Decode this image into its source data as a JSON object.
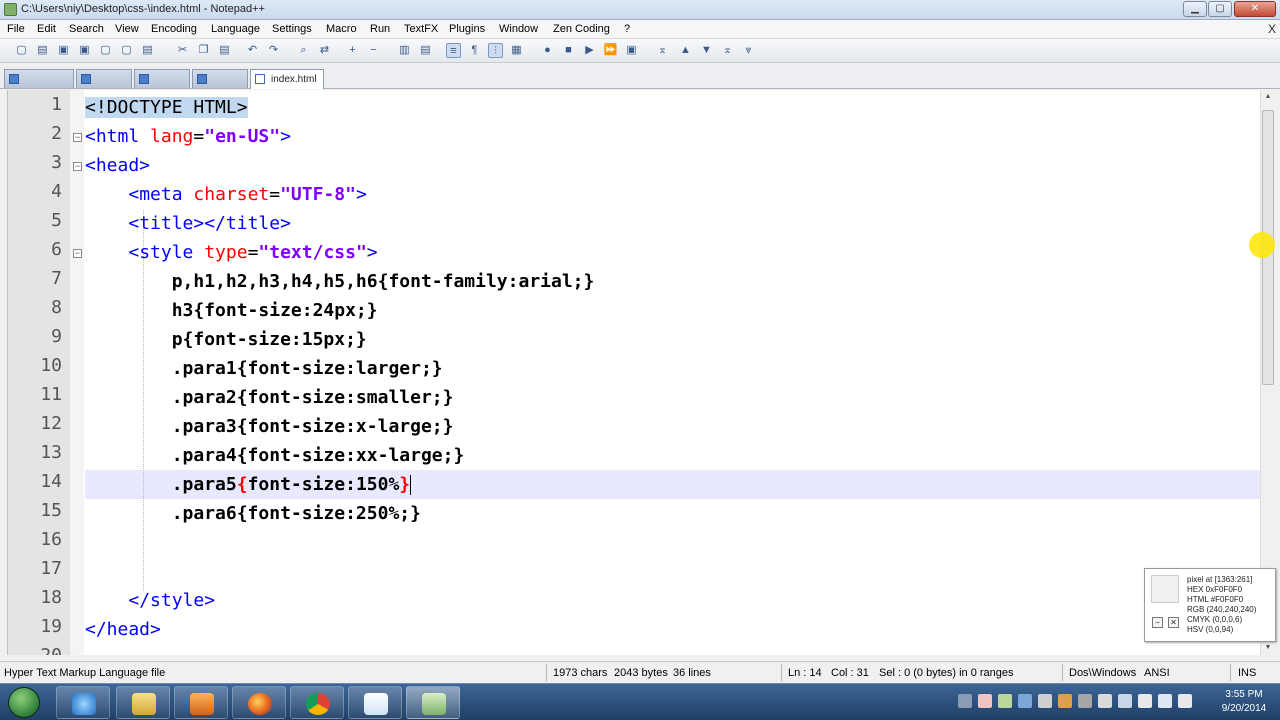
{
  "window": {
    "title": "C:\\Users\\niy\\Desktop\\css-\\index.html - Notepad++"
  },
  "menu": [
    "File",
    "Edit",
    "Search",
    "View",
    "Encoding",
    "Language",
    "Settings",
    "Macro",
    "Run",
    "TextFX",
    "Plugins",
    "Window",
    "Zen Coding",
    "?"
  ],
  "menu_close": "X",
  "tabs": {
    "active_label": "index.html"
  },
  "gutter": {
    "line_numbers": [
      "1",
      "2",
      "3",
      "4",
      "5",
      "6",
      "7",
      "8",
      "9",
      "10",
      "11",
      "12",
      "13",
      "14",
      "15",
      "16",
      "17",
      "18",
      "19",
      "20"
    ]
  },
  "code": {
    "l1": {
      "a": "<!",
      "b": "DOCTYPE HTML",
      "c": ">"
    },
    "l2": {
      "a": "<html ",
      "b": "lang",
      "c": "=",
      "d": "\"en-US\"",
      "e": ">"
    },
    "l3": {
      "a": "<head>"
    },
    "l4": {
      "indent": "    ",
      "a": "<meta ",
      "b": "charset",
      "c": "=",
      "d": "\"UTF-8\"",
      "e": ">"
    },
    "l5": {
      "indent": "    ",
      "a": "<title></title>"
    },
    "l6": {
      "indent": "    ",
      "a": "<style ",
      "b": "type",
      "c": "=",
      "d": "\"text/css\"",
      "e": ">"
    },
    "l7": {
      "indent": "        ",
      "a": "p,h1,h2,h3,h4,h5,h6{font-family:arial;}"
    },
    "l8": {
      "indent": "        ",
      "a": "h3{font-size:24px;}"
    },
    "l9": {
      "indent": "        ",
      "a": "p{font-size:15px;}"
    },
    "l10": {
      "indent": "        ",
      "a": ".para1{font-size:larger;}"
    },
    "l11": {
      "indent": "        ",
      "a": ".para2{font-size:smaller;}"
    },
    "l12": {
      "indent": "        ",
      "a": ".para3{font-size:x-large;}"
    },
    "l13": {
      "indent": "        ",
      "a": ".para4{font-size:xx-large;}"
    },
    "l14": {
      "indent": "        ",
      "a": ".para5",
      "b": "{",
      "c": "font-size:150%",
      "d": "}"
    },
    "l15": {
      "indent": "        ",
      "a": ".para6{font-size:250%;}"
    },
    "l18": {
      "indent": "    ",
      "a": "</style>"
    },
    "l19": {
      "a": "</head>"
    }
  },
  "pixel_info": {
    "title": "pixel at [1363:261]",
    "hex": "HEX 0xF0F0F0",
    "html": "HTML #F0F0F0",
    "rgb": "RGB (240,240,240)",
    "cmyk": "CMYK (0,0,0,6)",
    "hsv": "HSV (0,0,94)",
    "swatch_color": "#f0f0f0"
  },
  "status": {
    "file_type": "Hyper Text Markup Language file",
    "chars": "1973 chars",
    "bytes": "2043 bytes",
    "lines": "36 lines",
    "ln": "Ln : 14",
    "col": "Col : 31",
    "sel": "Sel : 0 (0 bytes) in 0 ranges",
    "eol": "Dos\\Windows",
    "encoding": "ANSI",
    "mode": "INS"
  },
  "clock": {
    "time": "3:55 PM",
    "date": "9/20/2014"
  },
  "colors": {
    "tag": "#0000ff",
    "attr": "#ff0000",
    "value": "#8000ff",
    "current_line": "#e8e8ff"
  }
}
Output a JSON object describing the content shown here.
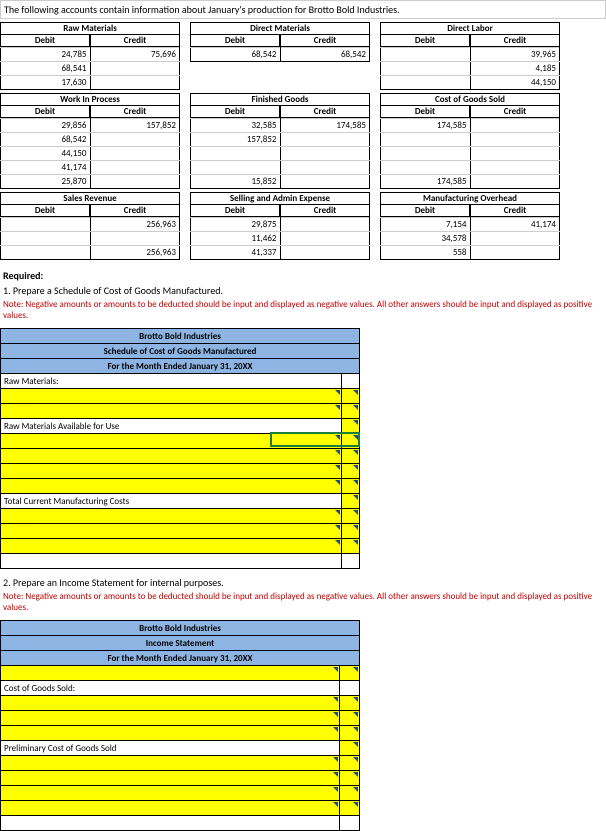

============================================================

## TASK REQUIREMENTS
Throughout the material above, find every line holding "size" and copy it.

## RESPONSE TO THE EXERCISE
      "a": "h3{font-size:24px;}"
      "a": "p{font-size:15px;}"
      "a": ".para1{font-size:larger;}"
      "a": ".para2{font-size:smaller;}"
      "a": ".para3{font-size:x-large;}"
      "a": ".para4{font-size:xx-large;}"
      "c": "font-size:150%",
      "a": ".para6{font-size:250%;}"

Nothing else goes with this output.